My Lords, I added my name to the noble Lord’s amendment because I, too, find it difficult to know quite how the court will deal with a particular case where it feels that more than little weight should be attached to the various matters referred to in the various paragraphs that are under consideration. It is quite striking when you look back—as I invited the noble and learned Lord to do a moment ago—to the earlier part of new Section 117A, that there is no attempt to modify, appeal or amend Section 6 of the Human Rights Act itself. If you go to Section 6, of course it takes you back to Section 2, which tells the court that, in considering whether there is a breach of the duty under Section 6, it must take into account decisions of the Strasbourg court.

It is not inconceivable, although it may be unusual, there could be a real problem for a court which is following the Human Rights Act directions and is trying to take account of what one finds in new Section 117A, bearing in mind the point that the noble and learned Lord made to me not very long ago about the purpose of setting this out in the Bill. I think that I entirely understood him to say that the purpose of this was to lay down clear guidance to the court, which the court is expected to follow. I absolutely understand the reasons why the Minister says that, but that makes it all the more important, I respectfully suggest, for the Government to avoid the temptation to be too prescriptive about the conclusions that must be reached.

The problem that comes up so often when one thinks about this sort of thing is that legislation is a fairly blunt instrument. Last week, we debated the IPP legislation; the previous Administration set out tests that the judges were required to apply in sentencing prisoners to indefinite terms of imprisonment, but it turned out that in practice the judges had to sentence people to draconian sentences more often that they would have done if left to themselves, which created a very real administrative problem for the Government. That is an example of how a blunt instrument can be too blunt and can avoid dealing with a case in the way that Lord Bingham of Cornhill explained in the case of EB (Kosovo), to which I was also a party.

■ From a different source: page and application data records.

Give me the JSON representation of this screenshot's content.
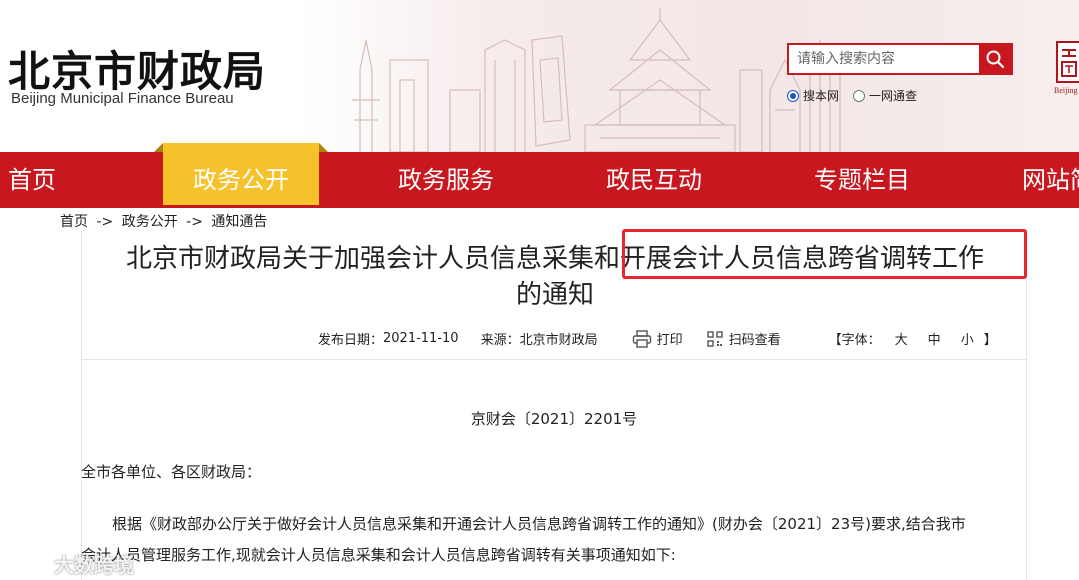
{
  "site": {
    "name_cn": "北京市财政局",
    "name_en": "Beijing Municipal Finance Bureau",
    "seal_caption": "Beijing"
  },
  "search": {
    "placeholder": "请输入搜索内容",
    "scope_options": [
      "搜本网",
      "一网通查"
    ],
    "scope_selected": "搜本网"
  },
  "nav": {
    "items": [
      "首页",
      "政务公开",
      "政务服务",
      "政民互动",
      "专题栏目",
      "网站简"
    ],
    "active": "政务公开"
  },
  "breadcrumb": {
    "items": [
      "首页",
      "政务公开",
      "通知通告"
    ],
    "separator": "->"
  },
  "article": {
    "title_line1": "北京市财政局关于加强会计人员信息采集和开展会计人员信息跨省调转工作",
    "title_line2": "的通知",
    "publish_label": "发布日期：",
    "publish_date": "2021-11-10",
    "source_label": "来源：",
    "source": "北京市财政局",
    "print_label": "打印",
    "qr_label": "扫码查看",
    "font_label": "【字体：",
    "font_sizes": [
      "大",
      "中",
      "小"
    ],
    "font_end": "】",
    "doc_number": "京财会〔2021〕2201号",
    "salutation": "全市各单位、各区财政局：",
    "body_line1": "根据《财政部办公厅关于做好会计人员信息采集和开通会计人员信息跨省调转工作的通知》(财办会〔2021〕23号)要求,结合我市",
    "body_line2": "会计人员管理服务工作,现就会计人员信息采集和会计人员信息跨省调转有关事项通知如下:"
  },
  "watermark": {
    "text": "大数跨境"
  },
  "colors": {
    "brand_red": "#c8171e",
    "nav_active": "#f6c22b",
    "highlight": "#e8262e"
  }
}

It really is important to avoid being too prescriptive. Use of the word “normally” gives us that little bit of leeway. If it is not there, the court is driven to finding another way round the problem and, if it finds the prescriptive language in the various subsections that we are looking at, it will have another look at the way in which the whole chapter was introduced by the phrase to which I drew attention earlier: “must have regard to”. Then it will say, “All right, it’s a rule, but it’s not something that we must follow because we have only to have regard to it”. That takes us back to the debate about the Strasbourg court that I was talking about; those who do not particularly like to be told what to do by Strasbourg would rather not have regard to it, because they do not feel that they are obliged to.

If the Minister would like, as I think he would, to have courts regard these as principles or rules to which they should always have regard in the interests of the public at large, I suggest that we should avoid the trap that has been created, otherwise the courts in these unusual cases will feel that they have to find another solution. That may, in the longer run, be more damaging to the overall package that has been put forward in the interests of trying to solve this problem. Once you undermine the basic philosophy that the Minister is putting across, which I understand, by creating this trap for the courts in these particular cases by telling them what the conclusion must be, you begin to devalue the whole package. I think the Minister would rather not do that. That is why I felt that I should support the noble Lord, Lord Pannick, and his amendment.